The last type of graph is one that is grouped by how many results there are within a certain response time. Again it is left up to you to choose the best y-axis unit. We recommend 100ms for most commercial applications.
The shape shown in the above graph is what an ideal distribution looks like. Applications that have performance issues show graphs that have a double hump like a camel's. Or they may have a bunch of results far to the right of the graph. From the graph you also get a better idea of your average and average distribution. You can see how many responses are grouped where.
Detailed graph analysis is a topic for another time but the above graphs are your performance testing bread-and-butter. They tell you when something is not quite right. As with all things in life there are certainly more options and other graphs and metrics that show x or y but all the above will catch about 90-95% of your performance issues. Don't be fooled that more is really more. Keep metrics and graphs as simple as possible for as long as you can manage.
One of my favorite exercises is looking at any graph or metric and coming up with multiple reasons it could have occurred. Stakeholders do this too; if they are not told a story about the metrics, they will make up their own. So explaining the test results to the stakeholders is crucial to avoid misinterpretation. For example, Oliver makes a special effort in his test exit reports to explain in detail what every metric means. Every figure will be accompanied by an analysis detailing what this means for the application under test.
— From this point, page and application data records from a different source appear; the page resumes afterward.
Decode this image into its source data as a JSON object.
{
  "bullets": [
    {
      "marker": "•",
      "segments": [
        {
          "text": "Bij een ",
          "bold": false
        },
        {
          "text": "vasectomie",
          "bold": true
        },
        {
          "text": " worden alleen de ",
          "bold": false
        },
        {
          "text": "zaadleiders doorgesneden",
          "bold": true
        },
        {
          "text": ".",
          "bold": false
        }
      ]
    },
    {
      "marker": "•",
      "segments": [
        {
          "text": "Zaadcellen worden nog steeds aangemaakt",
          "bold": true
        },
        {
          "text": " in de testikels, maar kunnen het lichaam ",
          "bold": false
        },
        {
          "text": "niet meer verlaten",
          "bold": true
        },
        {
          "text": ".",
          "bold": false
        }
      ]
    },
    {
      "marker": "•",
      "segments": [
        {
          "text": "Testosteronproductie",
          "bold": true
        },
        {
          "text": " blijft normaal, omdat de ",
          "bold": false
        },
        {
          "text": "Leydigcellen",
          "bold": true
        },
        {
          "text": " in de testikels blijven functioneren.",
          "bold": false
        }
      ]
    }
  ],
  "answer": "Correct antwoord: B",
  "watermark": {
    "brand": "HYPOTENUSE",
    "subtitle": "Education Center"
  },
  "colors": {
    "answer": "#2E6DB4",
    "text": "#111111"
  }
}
Production Monitoring metrics
One area that doesn't get enough attention is monitoring production applications. If every new page or update in a system adds a row to a database, that means the database could become very large. At the same time, it doesn't take many months of 30% growth to move a company from gleefully happy about growth to seriously concerned about systems engineering.
If you still have access to Web server logs, it is straight forward to aggregate performance data and create a report weekly. At SocialText where I work, the engineering team wrote a script to create a report; it runs weekly and creates a wiki (Web) page, with data something like this:
The text at left is a sub-url; a specific operation on the Web server. You'll notice that each column can be sorted, so the team can look at what operations are slowest, look for outliers, or look for what operations are the most commonly called. This allows the team to watch production and find and fix 'hot spots' pro-actively, without doing additional expensive testing for each two-week iteration.
Sooner or later, someone is going to ask "is it fast enough?" I don't particularly like that question, so I try to get out in front of it to have a set of defined performance metrics before the question is even asked. Then, when I get the question, I can show the metrics to the stakeholder and ask"...what do you think?"
About the author: Currently a technical staff member at Socialtext, Matt Heusser has been developing, testing or managing software projects for over a decade. He teaches information systems courses at Calvin College and is the original lead organizer of the Great Lakes Software Excellence Conference, now in it's fourth year. You can read more of Matt's writings on his blog, "Testing at the Edge of Chaos".